Maya Moriarty, local dentist Mike Moriarty’s wife and dental employee who helped spearhead the Seward Wellness for All’s committee that proposed city fluoridation a few years ago, also spoke up.
For the council to consider the ordinance at this time was putting the cart before the horse, she said. “Council hasn’t voted on water fluoridation because you have not yet heard about the costs,” she said. “Why vote on something so technical when you haven’t voted yet on whether you would implement it?”
When last the council considered fluoridating the city water, they agreed to postpone action until they could learn more about its cost and applicability to the Seward water distribution system, which was in the process of being rebuilt, with a new, large water tank replacing aging smaller ones.

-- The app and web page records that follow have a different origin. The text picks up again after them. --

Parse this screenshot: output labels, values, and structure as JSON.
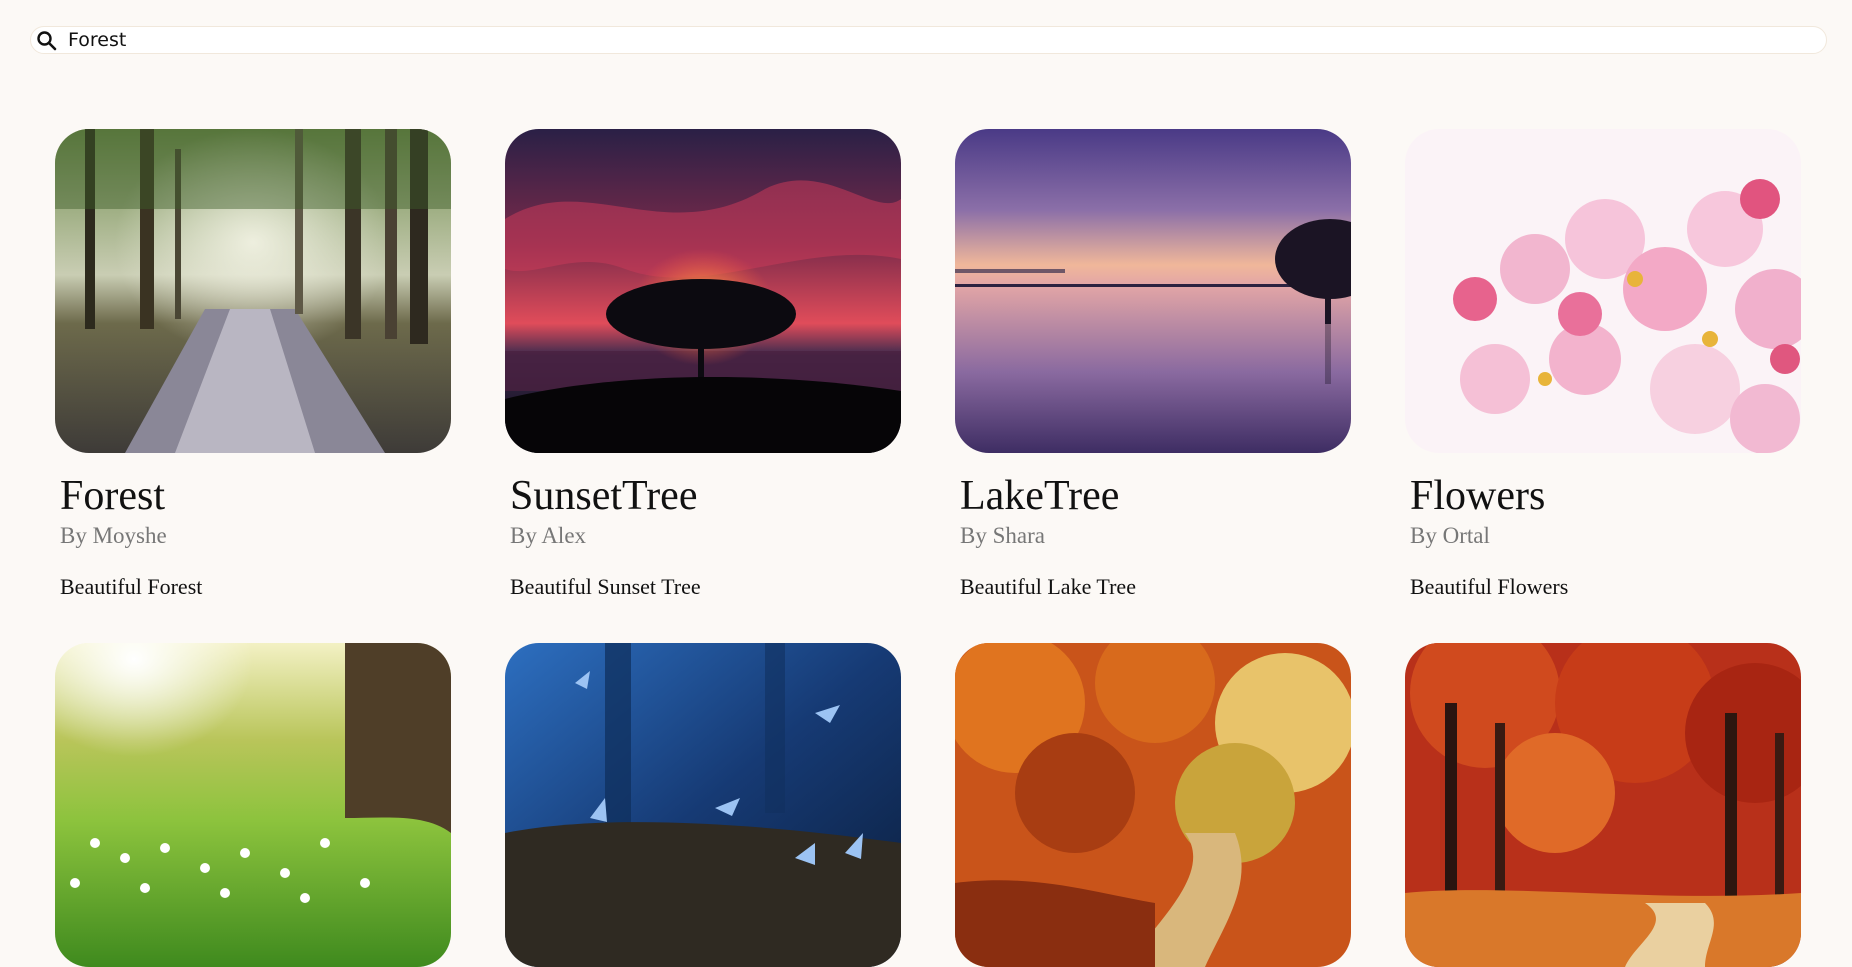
{
  "search": {
    "value": "Forest",
    "icon": "search-icon"
  },
  "cards": [
    {
      "title": "Forest",
      "author": "By Moyshe",
      "description": "Beautiful Forest",
      "image": "forest-path-image"
    },
    {
      "title": "SunsetTree",
      "author": "By Alex",
      "description": "Beautiful Sunset Tree",
      "image": "sunset-tree-image"
    },
    {
      "title": "LakeTree",
      "author": "By Shara",
      "description": "Beautiful Lake Tree",
      "image": "lake-tree-image"
    },
    {
      "title": "Flowers",
      "author": "By Ortal",
      "description": "Beautiful Flowers",
      "image": "cherry-blossom-image"
    },
    {
      "image": "meadow-tree-image"
    },
    {
      "image": "blue-butterflies-image"
    },
    {
      "image": "autumn-road-image"
    },
    {
      "image": "red-autumn-forest-image"
    }
  ],
  "colors": {
    "background": "#fcf9f6",
    "title": "#111111",
    "author": "#777777"
  }
}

To date they have not heard back from the construction engineers as the tank has yet to be built.
Among the claims Casagranda’s ordinance makes to argue for the need for the ordinance: The U.S. Environmental Protection Agency no longer has oversight responsibilities for direct water additives, there are no federal safety standards, and the voluntary industry self-regulation standard, known as NSI/NSF Standard 6, adopted by Alaska, is administrated by a non-governmental body with no direct responsibility to health agencies or consumers, the ordinance states. It also claims that public policy discussions are underway about the potential for adding lithium to the public water to alter human mood imbalances and reduce suicides, and statin drugs to reduce cholesterol.
Matt Hershock, a citizen, business owner who spoke in favor of the ordinance put it this way: “Why would someone put something in the water without knowing the ingredients? It just blows my mind!”